- 1 How do you explain tidal locking?
- 2 Is tidal locking common?
- 3 Who discovered tidal locking?
How do you explain tidal locking?
Tidal locking is the phenomenon by which a body has the same rotational period as its orbital period around a partner. So, the Moon is tidally locked to the Earth because it rotates in exactly the same time as it takes to orbit the Earth.
What are some examples of tidal locking?
Pluto and Charon are an extreme example of a tidal lock. Charon is a relatively large moon in comparison to its primary and also has a very close orbit. This results in Pluto and Charon being mutually tidally locked.
What does tidally locked mean for planets?
A tidally-locked planet in its orbit around a star keeps the same face towards the star. This happens when the rotation period of the planet around its own axis becomes equal to its revolution period around the star.
How does a body become tidally locked?
When gravitational forces slow or accelerate the rotation of an astronomical body it can become tidally locked to its parent body (in this example, a planet is tidally locked to its star). Under these conditions the orbiting body always shows the same face to its parent body.
Is tidal locking a coincidence?
Former editor in chief of Discover, on Quora: It’s no coincidence. The synchronization between the Moon’s orbital period and its rotation period is due to a process tidal locking. The constant pulling back on the Moon acted as a brake, slowing its spin until the rotation period and the orbital period matched.
Is tidal locking common?
Tidally locked exoplanets may be more common than previously thought. Many exoplanets to be found by coming high-powered telescopes will probably be tidally locked — with one side permanently facing their host star — according to new research by astronomer Rory Barnes of the University of Washington.
Are all exoplanets tidally locked?
A number of worlds in our own solar system are tidally locked — including our moon — and any number of exoplanets that orbit their own stars in other solar systems may be tidally locked as well.
Can tidally locked planets support life?
“No planet that is not tidally locked is able to support life,” says Dr Alienway, “because every day there would be long periods of darkness. We know from our planet that life cannot stand sustained light deprivation.” The side of the planet under perpetual night would also be game for life.
Why does tidal locking occur?
The moon orbits around Earth every 28 days, and the moon rotates completely around its axis in 28 days. Tidal locking happens because both bodies, the moon and the Earth in the previous example, exert force on each other. This force causes the bodies to stretch and distort, which actually causes Earth’s tides.
What does tidally mean?
1. Relating to or affected by tides: the tidal maximum; tidal pools; tidal waters. 2. Dependent on or scheduled by the time of high tide: a tidal ferry. tid′al·ly adv.
Who discovered tidal locking?

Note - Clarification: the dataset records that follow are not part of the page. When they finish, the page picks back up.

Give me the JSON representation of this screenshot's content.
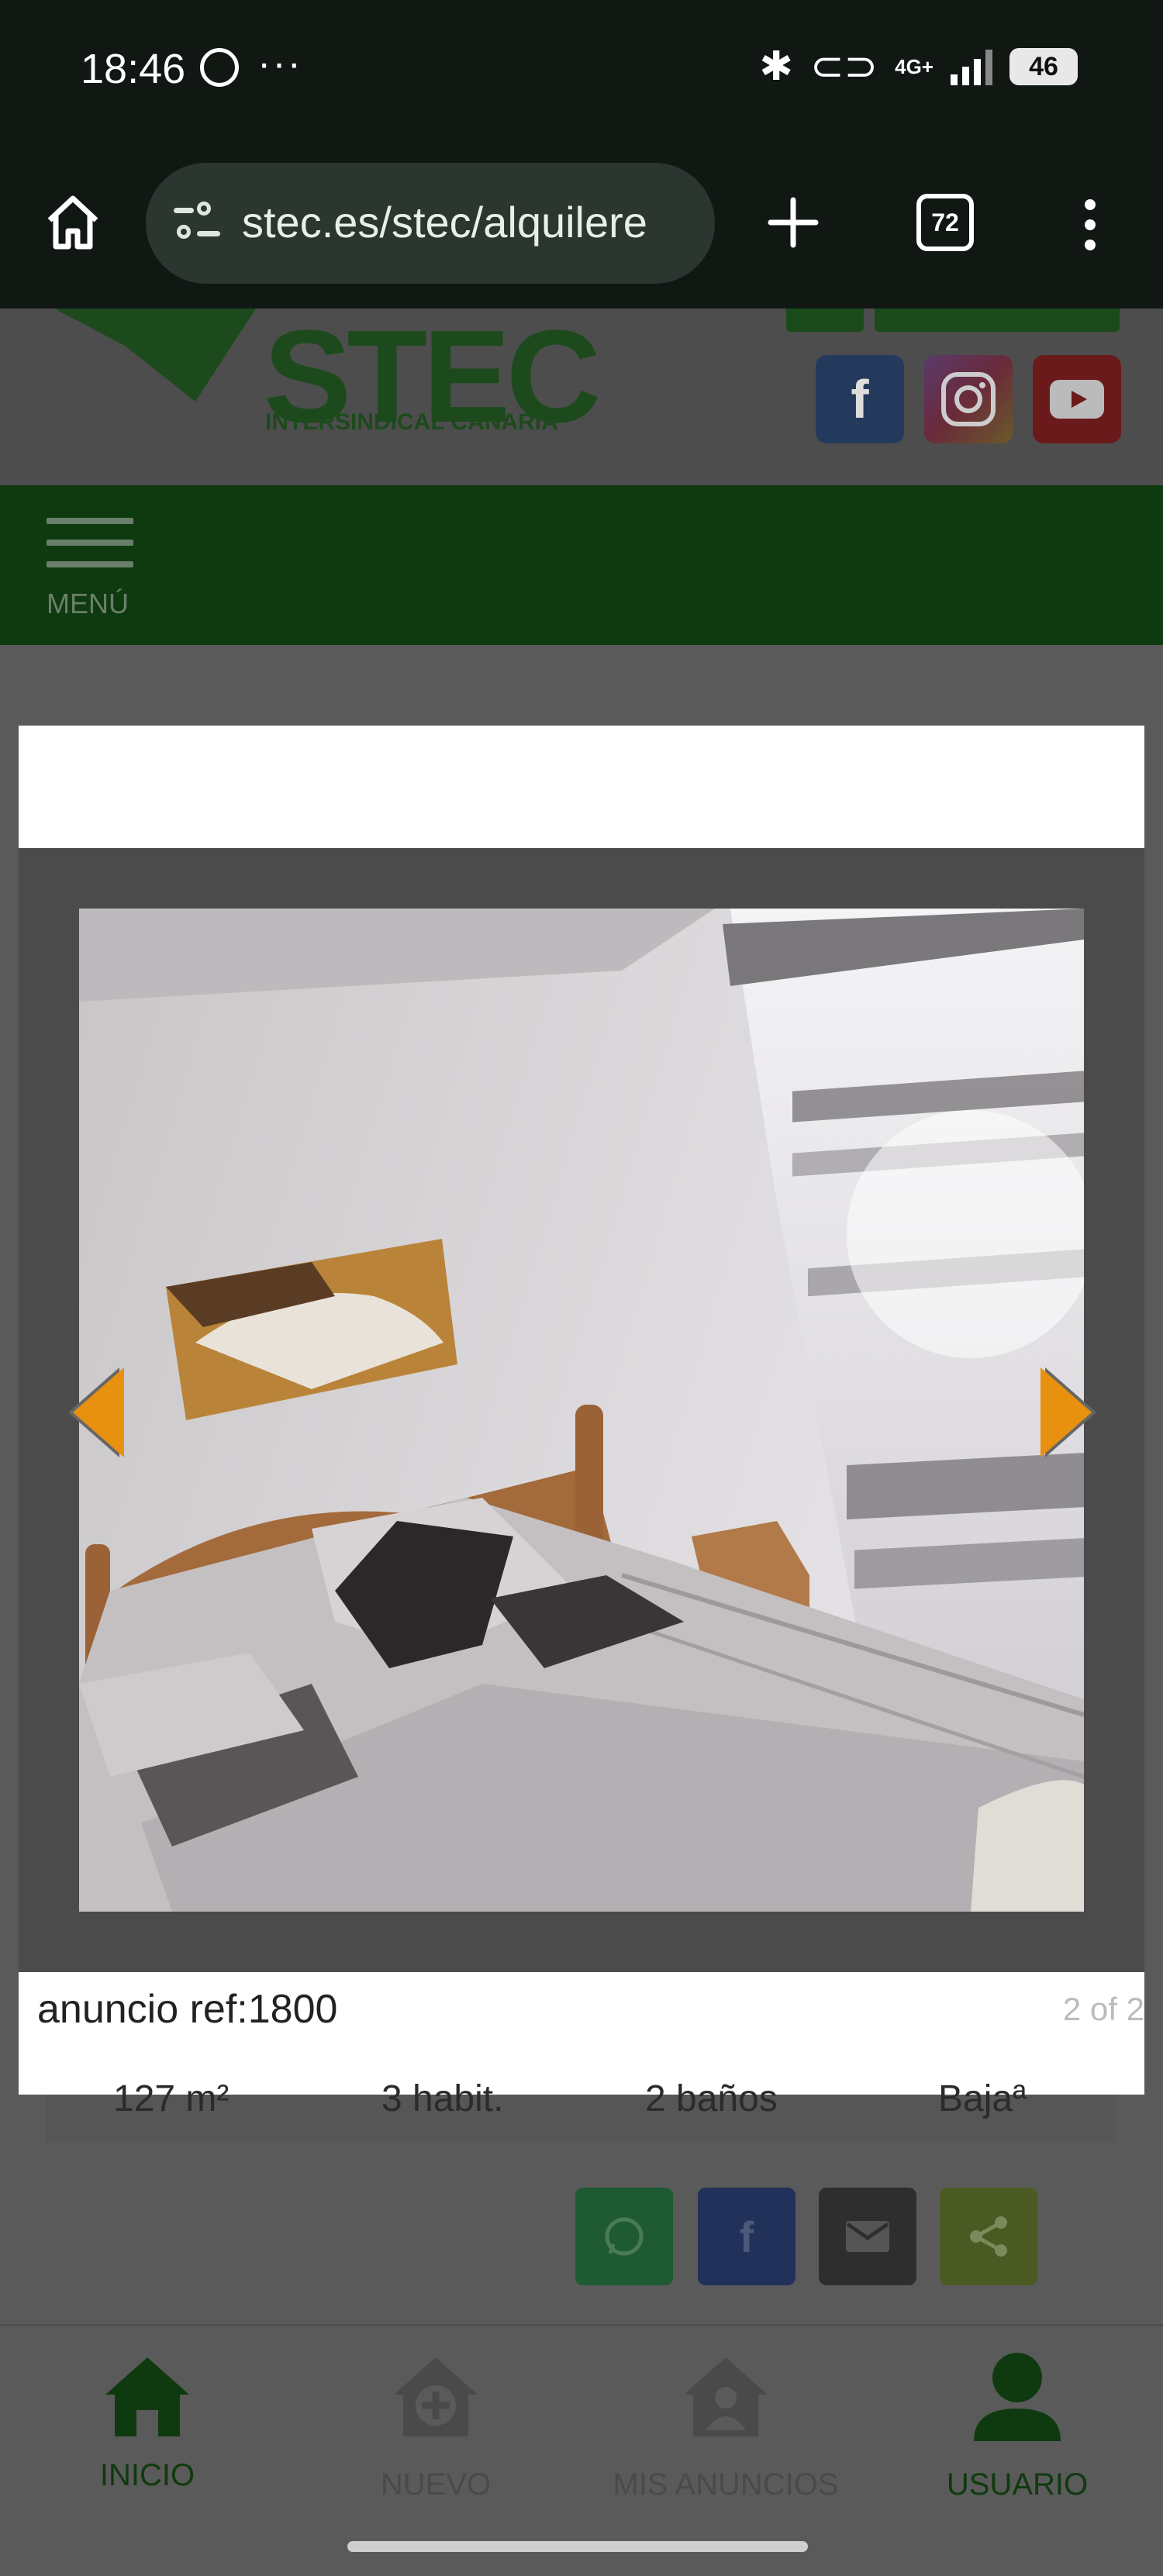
{
  "status_bar": {
    "time": "18:46",
    "battery": "46",
    "network": "4G+",
    "icons": [
      "whatsapp-icon",
      "more-dots-icon",
      "bluetooth-icon",
      "link-icon",
      "signal-icon",
      "battery-icon"
    ]
  },
  "browser": {
    "url": "stec.es/stec/alquilere",
    "tab_count": "72",
    "icons": [
      "home-icon",
      "site-settings-icon",
      "new-tab-icon",
      "tab-switcher-icon",
      "overflow-menu-icon"
    ]
  },
  "site_header": {
    "logo_text": "STEC",
    "logo_subtitle": "INTERSINDICAL CANARIA",
    "social": [
      "facebook-icon",
      "instagram-icon",
      "youtube-icon"
    ]
  },
  "nav": {
    "menu_label": "MENÚ"
  },
  "lightbox": {
    "caption": "anuncio ref:1800",
    "counter": "2 of 2",
    "image_subject": "bedroom photo"
  },
  "listing": {
    "specs": [
      "127 m²",
      "3 habit.",
      "2 baños",
      "Bajaª"
    ]
  },
  "share_buttons": [
    "whatsapp-icon",
    "facebook-icon",
    "email-icon",
    "share-icon"
  ],
  "tab_bar": [
    {
      "label": "INICIO",
      "icon": "home-icon"
    },
    {
      "label": "NUEVO",
      "icon": "add-home-icon"
    },
    {
      "label": "MIS ANUNCIOS",
      "icon": "my-listings-icon"
    },
    {
      "label": "USUARIO",
      "icon": "user-icon"
    }
  ],
  "colors": {
    "brand_green": "#1d4a1d",
    "overlay_gray": "#5a5a5a",
    "arrow_orange": "#e8910f",
    "status_bg": "#111814"
  }
}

The possibility that the rotational period of some habitable exoplanets may be modified by tidal interaction with their host stars was first suggested by Stephen Dole in his classic book Habitable Planets for Man over 50 years ago (Dole 1964).
Will Earth tidal lock with Sun?
Lucky for us, there’s no way the Earth will become tidally locked to the Sun any time soon. We’re far enough from the Sun that its gravitational pull doesn’t latch onto just one side. But the Earth’s rotation is actually slowing down. What if one day the Earth stopped rotating altogether?